Where does the string "insurance" appear in the records? Copy every line that contains it.
── Given data ──
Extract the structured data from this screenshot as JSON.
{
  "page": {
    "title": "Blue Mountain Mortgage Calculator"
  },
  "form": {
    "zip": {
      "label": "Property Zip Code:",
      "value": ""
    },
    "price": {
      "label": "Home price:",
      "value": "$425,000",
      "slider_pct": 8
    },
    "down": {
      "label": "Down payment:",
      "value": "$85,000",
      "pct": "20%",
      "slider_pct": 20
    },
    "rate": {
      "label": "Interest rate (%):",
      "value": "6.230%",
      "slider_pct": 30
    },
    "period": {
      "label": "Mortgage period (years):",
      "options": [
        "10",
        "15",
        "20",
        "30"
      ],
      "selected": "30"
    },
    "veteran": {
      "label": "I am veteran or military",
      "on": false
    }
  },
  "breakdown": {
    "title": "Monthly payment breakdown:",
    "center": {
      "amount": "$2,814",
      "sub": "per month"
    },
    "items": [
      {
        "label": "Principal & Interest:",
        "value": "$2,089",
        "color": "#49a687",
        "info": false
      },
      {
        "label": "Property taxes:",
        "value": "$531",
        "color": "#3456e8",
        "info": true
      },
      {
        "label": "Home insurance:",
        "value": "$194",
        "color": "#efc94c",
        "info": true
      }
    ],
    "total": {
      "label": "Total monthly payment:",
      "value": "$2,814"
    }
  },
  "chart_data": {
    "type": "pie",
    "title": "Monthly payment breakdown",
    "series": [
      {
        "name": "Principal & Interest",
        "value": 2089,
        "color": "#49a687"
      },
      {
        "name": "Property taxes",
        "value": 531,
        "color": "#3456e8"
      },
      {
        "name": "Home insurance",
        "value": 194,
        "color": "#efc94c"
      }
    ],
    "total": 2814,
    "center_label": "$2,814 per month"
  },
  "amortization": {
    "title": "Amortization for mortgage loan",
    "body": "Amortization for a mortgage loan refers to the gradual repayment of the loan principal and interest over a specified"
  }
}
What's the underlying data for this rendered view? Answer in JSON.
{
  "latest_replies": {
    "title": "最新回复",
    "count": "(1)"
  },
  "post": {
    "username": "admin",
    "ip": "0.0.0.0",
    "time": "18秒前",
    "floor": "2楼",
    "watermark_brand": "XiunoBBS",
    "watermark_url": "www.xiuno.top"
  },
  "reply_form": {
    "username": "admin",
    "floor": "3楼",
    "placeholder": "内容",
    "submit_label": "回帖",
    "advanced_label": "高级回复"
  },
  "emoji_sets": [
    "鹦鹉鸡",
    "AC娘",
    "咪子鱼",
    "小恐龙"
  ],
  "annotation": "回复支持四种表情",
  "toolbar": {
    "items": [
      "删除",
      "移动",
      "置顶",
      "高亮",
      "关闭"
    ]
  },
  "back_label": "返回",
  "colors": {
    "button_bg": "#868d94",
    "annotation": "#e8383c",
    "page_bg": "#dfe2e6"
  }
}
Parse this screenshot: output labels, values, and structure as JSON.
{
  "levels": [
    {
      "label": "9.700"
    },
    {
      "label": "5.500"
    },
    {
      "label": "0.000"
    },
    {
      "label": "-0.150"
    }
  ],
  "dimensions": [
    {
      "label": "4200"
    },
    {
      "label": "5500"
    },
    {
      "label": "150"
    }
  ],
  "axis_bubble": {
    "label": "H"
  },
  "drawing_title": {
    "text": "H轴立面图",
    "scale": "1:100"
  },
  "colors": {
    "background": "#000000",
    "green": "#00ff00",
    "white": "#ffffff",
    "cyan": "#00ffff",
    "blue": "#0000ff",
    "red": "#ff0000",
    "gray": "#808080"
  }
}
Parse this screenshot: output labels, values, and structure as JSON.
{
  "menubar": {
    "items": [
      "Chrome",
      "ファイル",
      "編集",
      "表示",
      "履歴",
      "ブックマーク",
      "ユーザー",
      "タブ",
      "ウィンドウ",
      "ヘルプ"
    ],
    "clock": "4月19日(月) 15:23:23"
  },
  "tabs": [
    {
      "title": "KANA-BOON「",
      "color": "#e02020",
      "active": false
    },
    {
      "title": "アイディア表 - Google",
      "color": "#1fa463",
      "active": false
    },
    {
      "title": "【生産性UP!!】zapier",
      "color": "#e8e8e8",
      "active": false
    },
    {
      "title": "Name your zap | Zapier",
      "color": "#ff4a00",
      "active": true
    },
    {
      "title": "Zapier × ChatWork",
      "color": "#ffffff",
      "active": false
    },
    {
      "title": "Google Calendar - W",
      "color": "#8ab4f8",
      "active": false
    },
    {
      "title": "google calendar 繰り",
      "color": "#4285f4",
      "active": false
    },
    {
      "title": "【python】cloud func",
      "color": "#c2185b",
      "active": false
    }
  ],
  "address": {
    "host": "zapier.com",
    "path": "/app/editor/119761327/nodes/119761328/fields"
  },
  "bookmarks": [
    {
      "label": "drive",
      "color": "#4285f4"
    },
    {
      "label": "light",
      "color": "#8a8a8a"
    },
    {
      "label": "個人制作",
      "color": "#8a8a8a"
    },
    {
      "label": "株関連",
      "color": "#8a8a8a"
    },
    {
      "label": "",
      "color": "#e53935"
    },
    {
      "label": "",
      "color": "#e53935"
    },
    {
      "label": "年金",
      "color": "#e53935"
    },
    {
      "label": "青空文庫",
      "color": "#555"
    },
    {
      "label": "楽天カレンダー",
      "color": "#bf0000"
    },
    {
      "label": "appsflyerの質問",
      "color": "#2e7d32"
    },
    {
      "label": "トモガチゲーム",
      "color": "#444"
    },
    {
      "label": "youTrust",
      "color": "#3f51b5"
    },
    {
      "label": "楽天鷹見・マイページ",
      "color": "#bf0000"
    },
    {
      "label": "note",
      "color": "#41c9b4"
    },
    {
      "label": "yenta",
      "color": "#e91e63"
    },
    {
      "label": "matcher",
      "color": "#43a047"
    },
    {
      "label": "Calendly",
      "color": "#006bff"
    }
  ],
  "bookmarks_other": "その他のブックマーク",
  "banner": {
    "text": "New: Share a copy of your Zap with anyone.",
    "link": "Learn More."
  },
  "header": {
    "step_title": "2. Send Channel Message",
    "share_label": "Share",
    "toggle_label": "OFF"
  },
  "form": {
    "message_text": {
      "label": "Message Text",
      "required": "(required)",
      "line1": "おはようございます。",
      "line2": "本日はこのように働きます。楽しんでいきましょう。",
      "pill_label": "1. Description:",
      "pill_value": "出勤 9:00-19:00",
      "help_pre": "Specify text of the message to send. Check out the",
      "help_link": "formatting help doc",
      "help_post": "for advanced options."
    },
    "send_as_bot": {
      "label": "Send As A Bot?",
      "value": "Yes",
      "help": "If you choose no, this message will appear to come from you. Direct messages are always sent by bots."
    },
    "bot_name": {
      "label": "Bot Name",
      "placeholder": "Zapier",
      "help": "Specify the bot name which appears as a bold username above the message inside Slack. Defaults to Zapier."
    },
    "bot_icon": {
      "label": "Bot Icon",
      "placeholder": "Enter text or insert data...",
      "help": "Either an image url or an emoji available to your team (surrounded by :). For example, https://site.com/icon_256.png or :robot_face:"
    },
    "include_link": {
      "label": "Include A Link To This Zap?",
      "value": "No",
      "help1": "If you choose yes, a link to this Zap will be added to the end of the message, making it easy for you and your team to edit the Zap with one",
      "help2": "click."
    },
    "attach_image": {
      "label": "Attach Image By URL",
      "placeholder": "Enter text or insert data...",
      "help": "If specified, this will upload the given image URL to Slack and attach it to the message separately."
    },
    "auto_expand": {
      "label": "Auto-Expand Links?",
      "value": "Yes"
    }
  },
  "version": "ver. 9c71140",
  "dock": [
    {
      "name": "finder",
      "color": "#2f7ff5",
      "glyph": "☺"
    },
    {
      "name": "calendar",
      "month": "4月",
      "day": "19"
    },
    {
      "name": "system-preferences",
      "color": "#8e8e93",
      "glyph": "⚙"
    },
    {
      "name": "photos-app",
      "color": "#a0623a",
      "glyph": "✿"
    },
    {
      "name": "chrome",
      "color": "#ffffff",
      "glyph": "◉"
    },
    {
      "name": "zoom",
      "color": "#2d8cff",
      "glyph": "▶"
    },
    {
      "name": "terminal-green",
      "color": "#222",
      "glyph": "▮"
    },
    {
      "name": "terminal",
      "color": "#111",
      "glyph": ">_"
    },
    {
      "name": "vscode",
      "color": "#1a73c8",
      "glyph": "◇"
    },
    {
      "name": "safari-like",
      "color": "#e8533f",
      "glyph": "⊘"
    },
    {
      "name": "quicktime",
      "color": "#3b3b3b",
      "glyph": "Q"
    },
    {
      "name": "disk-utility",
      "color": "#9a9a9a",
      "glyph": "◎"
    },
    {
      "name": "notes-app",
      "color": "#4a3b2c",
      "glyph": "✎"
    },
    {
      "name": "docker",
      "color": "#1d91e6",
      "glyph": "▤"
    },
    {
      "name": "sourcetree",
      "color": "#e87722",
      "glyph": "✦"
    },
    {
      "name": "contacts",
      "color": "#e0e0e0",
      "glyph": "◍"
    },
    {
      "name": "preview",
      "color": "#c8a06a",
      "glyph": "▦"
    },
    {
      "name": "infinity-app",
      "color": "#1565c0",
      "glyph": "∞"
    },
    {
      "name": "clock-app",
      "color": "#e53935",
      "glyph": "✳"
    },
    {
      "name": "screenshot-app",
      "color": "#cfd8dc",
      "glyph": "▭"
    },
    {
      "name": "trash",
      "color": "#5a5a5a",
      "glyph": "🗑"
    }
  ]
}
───
Answer section >>
        "label": "Home insurance:",
        "name": "Home insurance",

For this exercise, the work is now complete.